Holy Family with young Saint John (Madonna Panciatichi)
Agnolo Tori known as Bronzino (Florence 1503- 1572)
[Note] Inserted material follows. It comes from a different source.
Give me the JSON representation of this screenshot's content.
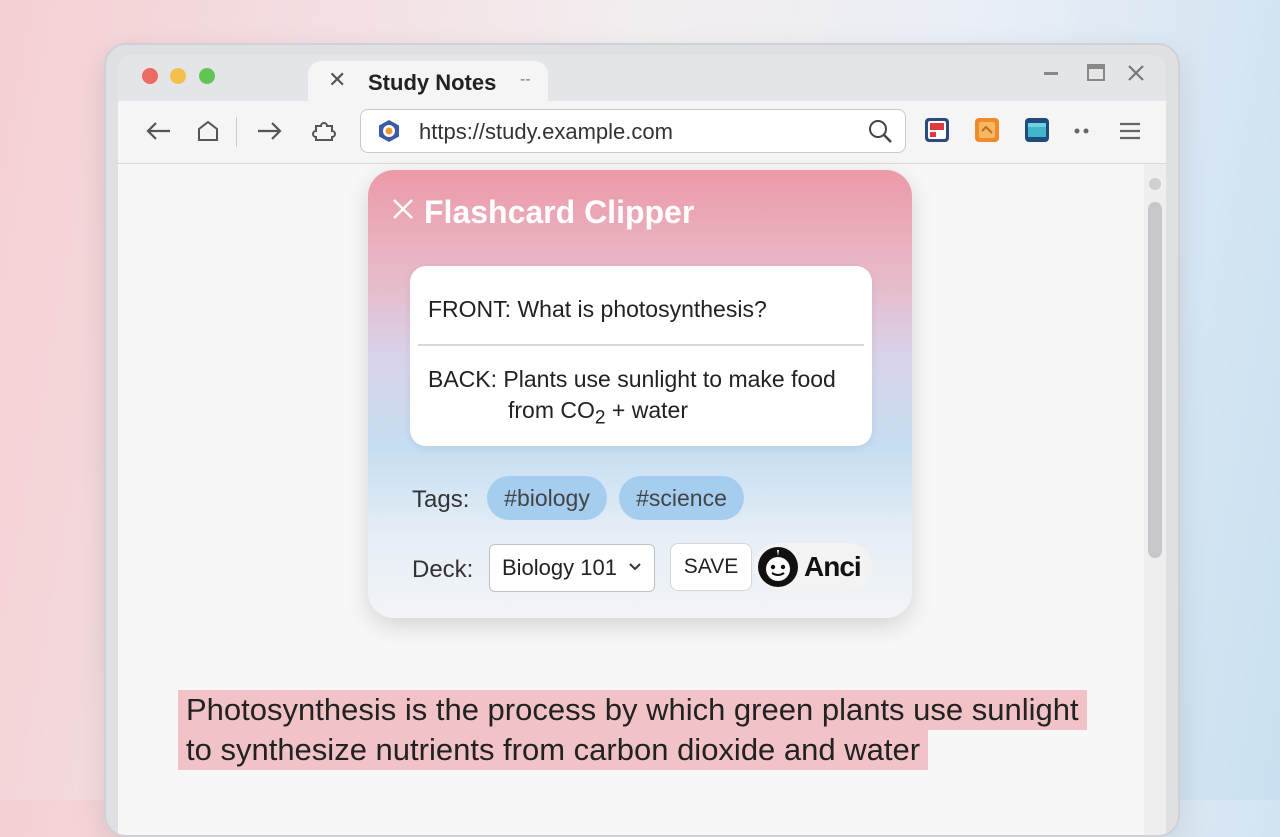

In a suspended atmosphere, as if outside of time, Mary and Joseph keep watch over the sleeping Jesus, lying on a pillow to soften the hardness of the travel sack and cuddled by St. John who gently reaches out to touch his cheek. The little boy's gesture is not restricted to that family moment, but also becomes a premonition of the destiny of martyrdom that awaits both of them, John at the hands of Herod and Jesus on the cross. This is why the cloth that wraps the Child's body is a figure of the shroud, and the stone he points his feet against is a symbol of his tomb. The iconography of the scene intertwines the theme of the Holy Family and that of the Flight into Egypt, which medieval and Renaissance sources, with the intention of enriching the bare Gospel account, identify as one of the very first occasions Jesus and Saint John met. Behind them, the landscape of rocks slowly slopes down, bordering the view of a city with its walls and towers, domes and palaces. On the left keep there is a banner with the black and silver split coat of arms with a crossed ball in the upper part, the coat of arms of Bartolomeo Panciatichi, descendant of a family of ancient tradition, merchant, scholar and very faithful official of Cosimo de' Medici. Bartolomeo was one of Bronzino's most passionate patrons who, according to Vasari, painted at least five paintings for him which have now all been identified: in addition to this one, there are portraits of in the collections of the Uffizi Galleries (Inv. 1890, no. 741) and his wife Lucrezia (Inv. 1890 n. 736), the Holy Family now in Vienna (Inv. GG_183, Kunsthistorisches Museum), the crucified Christ now at the Musée des Beaux-Arts in Nice (Inv. N.Mba 196)
The Holy Family with young St. John the Baptist is one of Agnolo's most sophisticated creations, where one can observe the maturation of the characters that would become not only his trademark but also a reference model for the Florentine artistic generation of the following decades. Though in the preliminary setting of the scene there are countless homages to Michelangelo and the Tondo Doni (Inv. 1890 no. 1456), though in the monumental complexity of the Virgin and in the geometric volume of the head adorned with the thick wavy hairstyle one can see the in-depth study and highly personal elaboration of models from classical statuary, Bronzino must nevertheless have been influenced by the major examples of Florentine sculpture of the second half of the 15th century, an inexhaustible collection of inspiration for imagining the dreamy beauty of the two children or the noble balance of St. Joseph's head. Nonetheless, the plastic display of the forms, as if carved into the pictorial material, is accompanied by the very sensitive treatment of colour, the alabaster flesh, the fabrics that seem to be made of freshly poured enamel. With this and other contemporary signs, Bronzino brought his personal testimony to the debate on the comparison between the arts, present in artistic literature since the late Middle Ages, but which intensified specifically in Cosimian Florence in the mid-sixteenth century when literary academies began to flourish and where there were also debates on themes related to the visual arts. The issue came to the fore in the famous investigation into which art held primacy over others, promoted by the erudite Benedetto Varchi who involved the major Florentine craftsmen and whose results were subjected to the judgement of Michelangelo.
A. Geremicca, in Eleonora di Toledo e l'invenzione della corte dei Medici a Firenze, a cura di B. Edelstein, Firenze 2023, scheda n. 6 pp.188 - 189